A national database is a tool, not a panacea, for healthcare worker background checks.
After some 13 years of bureaucratic delay, the federal government is now providing hospitals with access to a national database that records disciplinary actions taken in the 50 states against all licensed medical professionals.
The Healthcare Integrity and Protection Data Bank, created in 1997 under Section 1921 of the Social Security Act, already has data compiled from state medical professional licensing boards across the nation, but hospitals haven't been able to access it, until now.
The Office of Management and Budget gave its final approval in late January, so the data will be dropped into the already accessible National Practitioner Data Bank, which monitors physicians and dentists.
"It will give the entities that have the ability to inquire into information in NPDB far more information than they had in the past," says David Bowman, a spokesman for the Health Resources and Services Administration. "The major consequence will be that private-sector hospitals will have access to adverse licensure actions taken against all licensed healthcare professionals, nurses, podiatrists, chiropractors, and not just physicians and dentists, as was the case before."

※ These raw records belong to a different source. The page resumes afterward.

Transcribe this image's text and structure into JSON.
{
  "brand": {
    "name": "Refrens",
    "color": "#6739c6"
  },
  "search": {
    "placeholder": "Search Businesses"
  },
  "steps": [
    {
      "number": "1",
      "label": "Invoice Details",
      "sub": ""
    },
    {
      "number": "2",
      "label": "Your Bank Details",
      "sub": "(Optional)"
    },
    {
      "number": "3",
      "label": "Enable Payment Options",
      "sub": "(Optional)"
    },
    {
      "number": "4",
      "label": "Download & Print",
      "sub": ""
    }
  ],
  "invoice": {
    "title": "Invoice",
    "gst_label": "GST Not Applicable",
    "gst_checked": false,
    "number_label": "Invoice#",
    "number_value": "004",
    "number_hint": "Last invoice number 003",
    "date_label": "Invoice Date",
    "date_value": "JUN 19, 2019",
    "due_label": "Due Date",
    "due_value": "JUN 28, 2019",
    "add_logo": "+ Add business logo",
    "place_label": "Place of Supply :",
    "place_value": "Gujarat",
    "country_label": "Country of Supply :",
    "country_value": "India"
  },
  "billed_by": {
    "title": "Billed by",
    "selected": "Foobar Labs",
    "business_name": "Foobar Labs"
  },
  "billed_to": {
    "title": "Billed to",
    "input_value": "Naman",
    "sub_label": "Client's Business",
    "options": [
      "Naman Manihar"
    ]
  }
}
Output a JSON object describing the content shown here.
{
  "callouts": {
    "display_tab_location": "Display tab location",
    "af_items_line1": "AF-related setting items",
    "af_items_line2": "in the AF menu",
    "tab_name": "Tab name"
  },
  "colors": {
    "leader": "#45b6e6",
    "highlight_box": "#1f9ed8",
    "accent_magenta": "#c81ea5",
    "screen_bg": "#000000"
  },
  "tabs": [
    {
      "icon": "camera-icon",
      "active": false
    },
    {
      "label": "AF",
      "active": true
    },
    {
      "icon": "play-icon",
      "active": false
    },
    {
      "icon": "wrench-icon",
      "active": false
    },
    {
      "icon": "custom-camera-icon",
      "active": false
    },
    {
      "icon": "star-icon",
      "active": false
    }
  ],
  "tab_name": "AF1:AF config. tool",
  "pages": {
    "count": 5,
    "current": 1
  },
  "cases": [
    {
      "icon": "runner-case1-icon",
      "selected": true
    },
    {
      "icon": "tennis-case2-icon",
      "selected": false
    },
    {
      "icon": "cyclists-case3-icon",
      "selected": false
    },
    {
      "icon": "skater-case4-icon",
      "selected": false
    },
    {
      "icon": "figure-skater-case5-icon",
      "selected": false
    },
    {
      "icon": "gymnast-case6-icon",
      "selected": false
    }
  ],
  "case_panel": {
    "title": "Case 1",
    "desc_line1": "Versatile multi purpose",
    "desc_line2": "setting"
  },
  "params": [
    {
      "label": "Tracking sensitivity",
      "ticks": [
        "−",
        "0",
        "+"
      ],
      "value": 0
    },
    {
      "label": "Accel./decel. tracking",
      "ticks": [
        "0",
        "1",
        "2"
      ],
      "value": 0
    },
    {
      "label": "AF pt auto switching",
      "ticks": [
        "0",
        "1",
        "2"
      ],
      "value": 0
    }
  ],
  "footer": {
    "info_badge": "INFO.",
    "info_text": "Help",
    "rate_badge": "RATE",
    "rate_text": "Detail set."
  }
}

While the databank will facilitate background checks, it is not a one-stop shop for healthcare professional vetting. In fact, it's already created a new set of issues.
First, there is the question of who can—and who cannot—access the data. Mostly, the data will be limited to hospitals and medical and professional associations that conduct formal peer review. That leaves out temporary nurse staffing agencies, which would greatly benefit from the access, says Marcia Faller, executive vice president and chief clinical officer of San Diego-based staffing provider AMN Healthcare.
"We are trying to do the right thing. We don't always have access to the information we need," Faller says. "Instead, we rely on the state boards of nursing to give us the information we need to know about whether or not a nurse's license has been suspended or revoked."
Faller says staffing agencies can access the data directly if they are designated an agent of a provider "but that is not something that is rampant out in the industry."
Bernard H. Becker, vice president and chief human resources officer at Topeka, KS-based Stormont-Vail HealthCare and member of the Kansas State Board of Nursing, says he's not sure if a national data base will be all that helpful.
"My perspective on the exchange of information between states is that it's very inefficient and haphazard and hit-or-miss," he says. "Merely for the federal government to legislate an obligation to share information doesn't mean that is going to happen. You've got 50 different state regulatory agencies in nursing that by statute and regulation in each state says, 'Here is what you can share and here is what you cannot share.'"
There are also technological hurdles that have to be cleared. "Even if we want to share that information and we are given free rein and safe harbor from future claims by licensees that we are sharing information inappropriately, making that happen is still going to be difficult because you don't have a common database that all 50 states are part of, at least in the nursing world," Becker says.